Much of what is in this document was similar to what the Clinton Administration said about the gun industry when it tried to get gun makers to adopt better self-policing in return for an immunity from class-action suits. This effort ultimately went nowhere, but much of what Ricker claims to have been standard practice in the industry has influenced discussions within the GVP community, along with shaping strategies that are followed by GVP advocate to this day. Which therefore leads me to ask two questions: (1). What does Ricker actually say, and (2). Is what he says really true?

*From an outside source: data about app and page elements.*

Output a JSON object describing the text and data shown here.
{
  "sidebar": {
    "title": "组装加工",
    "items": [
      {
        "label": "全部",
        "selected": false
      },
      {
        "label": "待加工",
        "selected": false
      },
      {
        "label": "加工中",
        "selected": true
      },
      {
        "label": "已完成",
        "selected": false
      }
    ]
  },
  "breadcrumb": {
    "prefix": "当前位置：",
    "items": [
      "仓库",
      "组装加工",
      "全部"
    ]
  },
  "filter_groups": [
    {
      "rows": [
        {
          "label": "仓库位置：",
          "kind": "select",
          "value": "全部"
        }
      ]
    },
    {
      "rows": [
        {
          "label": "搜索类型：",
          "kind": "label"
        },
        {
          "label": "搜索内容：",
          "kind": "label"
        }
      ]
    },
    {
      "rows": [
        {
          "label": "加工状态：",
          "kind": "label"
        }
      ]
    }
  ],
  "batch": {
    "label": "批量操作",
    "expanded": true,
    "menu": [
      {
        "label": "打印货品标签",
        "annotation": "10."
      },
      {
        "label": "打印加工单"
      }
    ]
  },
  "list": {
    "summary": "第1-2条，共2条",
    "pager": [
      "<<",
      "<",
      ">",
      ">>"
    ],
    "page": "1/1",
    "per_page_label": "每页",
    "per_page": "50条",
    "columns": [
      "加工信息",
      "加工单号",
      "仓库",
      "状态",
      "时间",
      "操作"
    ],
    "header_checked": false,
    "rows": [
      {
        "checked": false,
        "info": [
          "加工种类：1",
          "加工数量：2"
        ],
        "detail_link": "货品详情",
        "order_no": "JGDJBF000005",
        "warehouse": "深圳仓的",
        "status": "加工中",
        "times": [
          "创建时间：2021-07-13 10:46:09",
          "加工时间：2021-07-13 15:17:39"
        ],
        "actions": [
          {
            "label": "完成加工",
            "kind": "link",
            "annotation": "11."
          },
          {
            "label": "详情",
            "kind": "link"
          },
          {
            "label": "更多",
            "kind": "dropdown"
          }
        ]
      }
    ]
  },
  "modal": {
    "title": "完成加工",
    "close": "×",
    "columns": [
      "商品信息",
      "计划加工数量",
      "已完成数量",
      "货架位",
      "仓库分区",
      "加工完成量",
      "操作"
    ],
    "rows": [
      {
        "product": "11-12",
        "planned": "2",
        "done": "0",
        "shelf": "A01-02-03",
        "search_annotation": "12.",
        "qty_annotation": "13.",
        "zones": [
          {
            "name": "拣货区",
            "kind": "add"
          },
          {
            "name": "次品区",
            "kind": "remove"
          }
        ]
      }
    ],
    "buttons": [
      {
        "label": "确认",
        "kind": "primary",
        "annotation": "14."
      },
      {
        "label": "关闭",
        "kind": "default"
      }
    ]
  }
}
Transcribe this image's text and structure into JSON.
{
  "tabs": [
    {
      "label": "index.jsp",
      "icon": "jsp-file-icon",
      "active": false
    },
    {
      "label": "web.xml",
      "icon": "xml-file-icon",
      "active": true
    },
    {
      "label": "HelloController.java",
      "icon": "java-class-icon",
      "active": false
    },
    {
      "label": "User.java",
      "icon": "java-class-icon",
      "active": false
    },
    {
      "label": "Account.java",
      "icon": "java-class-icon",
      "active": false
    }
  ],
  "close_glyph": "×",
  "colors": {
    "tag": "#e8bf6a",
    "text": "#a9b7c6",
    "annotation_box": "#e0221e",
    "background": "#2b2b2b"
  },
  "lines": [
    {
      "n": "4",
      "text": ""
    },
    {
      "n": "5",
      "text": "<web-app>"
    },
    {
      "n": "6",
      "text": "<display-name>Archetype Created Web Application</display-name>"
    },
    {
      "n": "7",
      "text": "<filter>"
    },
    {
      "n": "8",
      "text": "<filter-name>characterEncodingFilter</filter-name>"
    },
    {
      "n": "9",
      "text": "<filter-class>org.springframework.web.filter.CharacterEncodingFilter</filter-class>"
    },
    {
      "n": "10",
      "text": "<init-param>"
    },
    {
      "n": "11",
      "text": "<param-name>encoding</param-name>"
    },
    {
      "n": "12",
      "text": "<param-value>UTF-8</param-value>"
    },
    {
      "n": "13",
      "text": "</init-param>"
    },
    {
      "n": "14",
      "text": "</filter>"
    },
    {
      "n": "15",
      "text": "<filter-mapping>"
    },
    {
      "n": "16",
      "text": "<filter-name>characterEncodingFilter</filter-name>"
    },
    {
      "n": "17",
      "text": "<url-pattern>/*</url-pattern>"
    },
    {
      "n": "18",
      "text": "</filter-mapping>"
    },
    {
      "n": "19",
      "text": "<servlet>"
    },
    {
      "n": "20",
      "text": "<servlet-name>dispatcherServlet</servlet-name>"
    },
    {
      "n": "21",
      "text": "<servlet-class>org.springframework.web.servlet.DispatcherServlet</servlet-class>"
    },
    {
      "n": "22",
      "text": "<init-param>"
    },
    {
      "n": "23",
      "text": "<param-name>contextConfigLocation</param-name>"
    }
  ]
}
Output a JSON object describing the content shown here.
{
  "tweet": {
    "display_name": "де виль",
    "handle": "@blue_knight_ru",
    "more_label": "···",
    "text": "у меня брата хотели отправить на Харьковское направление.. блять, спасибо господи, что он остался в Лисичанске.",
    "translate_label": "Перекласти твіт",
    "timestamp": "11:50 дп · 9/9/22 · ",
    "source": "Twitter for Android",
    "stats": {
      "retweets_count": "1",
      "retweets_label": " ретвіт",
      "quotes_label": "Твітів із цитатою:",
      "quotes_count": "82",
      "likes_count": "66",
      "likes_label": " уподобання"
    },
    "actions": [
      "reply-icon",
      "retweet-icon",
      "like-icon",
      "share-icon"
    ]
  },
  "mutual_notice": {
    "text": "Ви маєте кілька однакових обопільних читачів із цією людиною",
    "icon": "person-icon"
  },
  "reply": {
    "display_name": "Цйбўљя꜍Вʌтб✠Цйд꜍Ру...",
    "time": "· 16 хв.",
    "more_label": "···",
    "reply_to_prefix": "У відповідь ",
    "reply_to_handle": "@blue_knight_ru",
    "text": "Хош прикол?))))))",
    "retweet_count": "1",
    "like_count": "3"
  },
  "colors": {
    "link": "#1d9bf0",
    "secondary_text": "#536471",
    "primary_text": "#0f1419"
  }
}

Here’s the key point as quoted from the affidavit itself: “The firearms industry has long known that the diversion of firearms from legal channels to the black market occurs principally at the distributor/dealer level.” Not only does the firearms industry know this, but so does everyone else. And the fact that the industry, according to Ricker, had not taken “constructive voluntary action to prevent firearms from ending up in the illegal gun market” is, in and of itself, neither here nor there. The reason it’s neither here nor there is that the one, voluntary action that Ricker mentions (Par. 12 of the affidavit) is that manufacturers and wholesalers could more closely monitor the sales practices of dealers, rather than just shipping guns to anyone with a valid FFL.
Ricker’s affidavit goes on to tie better policing of FFL business practices to the illegal diversion of guns to criminal hands through straw sales, gun shows and the like. The only problem is that while we have all heard about ‘bad apple’ dealers as well as the proliferation of unregulated internet sales as two sources of illegal guns, nobody including the ATF has ever come up with an evidence-based number for exactly how many guns move from legal to illegal commercial channels each year. Garen Wintemute estimates that as many as 40,000 straw sales were attempted annually, but he has no data on how many of those attempts actually result in a gun moving from an FFL’s inventory into illegal hands.
Let’s play devil’s advocate for a minute and pretend that all of those 40,000 attempted straw sales go through. Sounds like a lot of guns going into the wrong hands, doesn’t it? In fact, it’s a pittance compared to the way in which most guns in this country wind up in the wrong hands, and I don’t notice anyone talking about that issue at all.
Back in 1994, Philip Cook and Jens Ludwig published the most comprehensive survey on gun ownership that I have ever seen. Now if the Nobel Prize Committee decided to give an award for gun research, it would have to go to Phil Cook. He not only practically invented the entire field of gun violence research, but his work, then and now, is impeccable and should be accepted without question as the best of breed.
And what did he learn about how guns get into the wrong hands? He learned that perhaps as many as 600,000 guns were stolen every year, this at a time when the total number of guns owned by Americans was 50% less than it is now! Are you telling me that we can have a substantive conversation about reducing gun violence without asking how to prevent the theft of guns? Gun theft isn’t the elephant in the GVP living room, it’s the whole house.